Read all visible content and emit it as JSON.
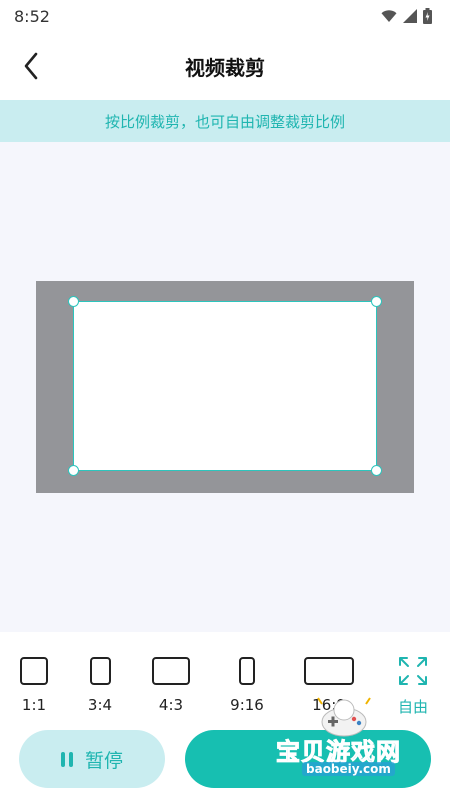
{
  "status_bar": {
    "time": "8:52",
    "icons": [
      "wifi-icon",
      "signal-icon",
      "battery-icon"
    ]
  },
  "header": {
    "back_icon": "chevron-left-icon",
    "title": "视频裁剪"
  },
  "banner": {
    "text": "按比例裁剪，也可自由调整裁剪比例"
  },
  "ratios": [
    {
      "label": "1:1",
      "icon": "ratio-1-1-icon"
    },
    {
      "label": "3:4",
      "icon": "ratio-3-4-icon"
    },
    {
      "label": "4:3",
      "icon": "ratio-4-3-icon"
    },
    {
      "label": "9:16",
      "icon": "ratio-9-16-icon"
    },
    {
      "label": "16:9",
      "icon": "ratio-16-9-icon"
    },
    {
      "label": "自由",
      "icon": "expand-arrows-icon"
    }
  ],
  "actions": {
    "pause_label": "暂停",
    "pause_icon": "pause-icon"
  },
  "watermark": {
    "title": "宝贝游戏网",
    "url": "baobeiy.com"
  },
  "colors": {
    "accent": "#1fb5b0",
    "accent_light": "#c9edf0",
    "confirm": "#17bfb1",
    "canvas_bg": "#f5f6fc",
    "video_gray": "#949599"
  }
}
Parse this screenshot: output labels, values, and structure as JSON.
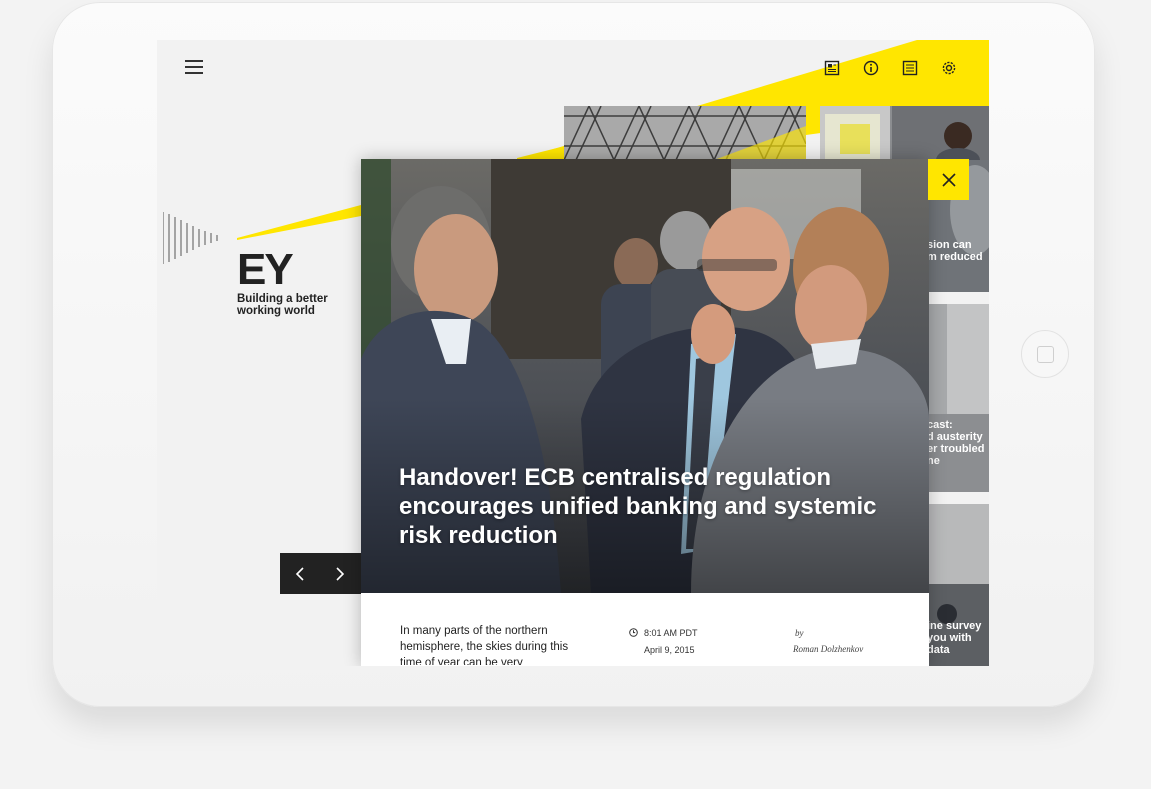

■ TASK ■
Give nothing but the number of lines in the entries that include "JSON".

■ WORKED SOLUTION ■
2